**What is needed**
Collect all lines from the records below that include the word "file".

(Given records begins)

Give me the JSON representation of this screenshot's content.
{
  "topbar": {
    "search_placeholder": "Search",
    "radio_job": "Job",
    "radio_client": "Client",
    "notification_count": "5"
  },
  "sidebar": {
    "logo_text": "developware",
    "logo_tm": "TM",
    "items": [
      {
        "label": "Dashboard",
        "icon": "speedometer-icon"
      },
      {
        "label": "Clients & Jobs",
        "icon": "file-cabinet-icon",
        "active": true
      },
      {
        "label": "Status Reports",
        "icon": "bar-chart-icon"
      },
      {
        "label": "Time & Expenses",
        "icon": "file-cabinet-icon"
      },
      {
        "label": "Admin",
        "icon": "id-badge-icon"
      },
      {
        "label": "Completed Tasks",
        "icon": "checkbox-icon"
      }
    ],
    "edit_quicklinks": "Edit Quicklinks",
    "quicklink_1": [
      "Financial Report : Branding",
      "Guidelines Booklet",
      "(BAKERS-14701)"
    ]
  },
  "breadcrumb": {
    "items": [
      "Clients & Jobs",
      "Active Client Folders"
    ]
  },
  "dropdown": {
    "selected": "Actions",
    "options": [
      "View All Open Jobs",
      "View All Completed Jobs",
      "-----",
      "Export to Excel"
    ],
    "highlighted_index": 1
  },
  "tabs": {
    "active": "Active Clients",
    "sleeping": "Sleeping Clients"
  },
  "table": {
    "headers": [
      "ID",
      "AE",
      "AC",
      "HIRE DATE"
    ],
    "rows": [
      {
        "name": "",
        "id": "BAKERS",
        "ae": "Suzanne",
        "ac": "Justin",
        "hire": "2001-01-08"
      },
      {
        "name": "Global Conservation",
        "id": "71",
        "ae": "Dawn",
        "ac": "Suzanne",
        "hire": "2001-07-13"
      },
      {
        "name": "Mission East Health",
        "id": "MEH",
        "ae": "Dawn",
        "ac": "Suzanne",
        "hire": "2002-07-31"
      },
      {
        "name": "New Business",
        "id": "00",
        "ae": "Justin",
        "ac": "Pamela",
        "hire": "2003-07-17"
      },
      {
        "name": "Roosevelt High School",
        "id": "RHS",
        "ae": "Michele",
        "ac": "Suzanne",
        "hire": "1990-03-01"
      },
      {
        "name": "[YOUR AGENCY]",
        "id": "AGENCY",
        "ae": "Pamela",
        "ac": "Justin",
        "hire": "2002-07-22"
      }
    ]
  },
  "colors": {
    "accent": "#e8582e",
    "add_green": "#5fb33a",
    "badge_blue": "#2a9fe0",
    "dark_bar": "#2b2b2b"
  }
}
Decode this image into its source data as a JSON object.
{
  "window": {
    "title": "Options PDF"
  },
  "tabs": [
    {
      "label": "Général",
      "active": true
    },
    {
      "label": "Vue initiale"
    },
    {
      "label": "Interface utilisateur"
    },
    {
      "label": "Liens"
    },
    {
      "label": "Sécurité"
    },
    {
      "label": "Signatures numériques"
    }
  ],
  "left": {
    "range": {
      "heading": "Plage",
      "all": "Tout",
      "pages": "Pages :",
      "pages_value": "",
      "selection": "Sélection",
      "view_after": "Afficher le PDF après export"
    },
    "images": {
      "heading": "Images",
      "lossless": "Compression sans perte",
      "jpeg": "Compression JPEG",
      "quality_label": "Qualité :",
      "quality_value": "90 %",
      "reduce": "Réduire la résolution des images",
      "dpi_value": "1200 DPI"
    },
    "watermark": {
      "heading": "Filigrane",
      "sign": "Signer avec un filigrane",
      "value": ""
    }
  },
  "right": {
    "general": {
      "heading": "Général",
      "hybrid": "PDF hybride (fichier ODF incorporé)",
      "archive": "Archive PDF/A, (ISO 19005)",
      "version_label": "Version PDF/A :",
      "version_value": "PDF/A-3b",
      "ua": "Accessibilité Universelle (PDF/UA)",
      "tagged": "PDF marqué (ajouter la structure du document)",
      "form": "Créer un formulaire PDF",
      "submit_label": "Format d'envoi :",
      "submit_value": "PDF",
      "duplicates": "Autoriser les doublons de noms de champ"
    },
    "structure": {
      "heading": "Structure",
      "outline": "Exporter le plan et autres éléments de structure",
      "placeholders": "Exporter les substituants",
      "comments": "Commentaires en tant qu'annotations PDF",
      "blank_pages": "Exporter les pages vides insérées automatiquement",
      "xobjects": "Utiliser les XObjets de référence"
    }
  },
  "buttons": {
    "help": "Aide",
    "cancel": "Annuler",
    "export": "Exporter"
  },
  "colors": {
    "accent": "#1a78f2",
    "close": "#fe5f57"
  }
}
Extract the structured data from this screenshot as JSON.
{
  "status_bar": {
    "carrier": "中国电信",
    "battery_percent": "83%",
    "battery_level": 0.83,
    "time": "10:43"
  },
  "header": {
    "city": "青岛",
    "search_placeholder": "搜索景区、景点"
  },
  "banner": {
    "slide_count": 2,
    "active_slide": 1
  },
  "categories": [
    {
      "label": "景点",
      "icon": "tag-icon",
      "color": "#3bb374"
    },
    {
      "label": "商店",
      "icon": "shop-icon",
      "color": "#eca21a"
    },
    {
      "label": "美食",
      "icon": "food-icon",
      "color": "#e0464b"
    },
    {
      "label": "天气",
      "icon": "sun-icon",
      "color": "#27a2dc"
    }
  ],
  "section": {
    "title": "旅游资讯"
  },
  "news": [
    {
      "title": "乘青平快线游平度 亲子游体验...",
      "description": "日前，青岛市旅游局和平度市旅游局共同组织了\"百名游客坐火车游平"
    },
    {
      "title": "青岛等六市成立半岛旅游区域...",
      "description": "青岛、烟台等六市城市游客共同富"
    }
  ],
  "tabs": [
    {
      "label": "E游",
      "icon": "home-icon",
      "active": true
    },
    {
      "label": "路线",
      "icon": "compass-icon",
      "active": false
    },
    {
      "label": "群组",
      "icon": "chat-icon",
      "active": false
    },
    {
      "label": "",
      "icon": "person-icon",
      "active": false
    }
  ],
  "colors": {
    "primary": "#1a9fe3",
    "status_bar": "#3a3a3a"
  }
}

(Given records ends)

**Result of this exercise**
        "icon": "file-cabinet-icon",
        "icon": "file-cabinet-icon"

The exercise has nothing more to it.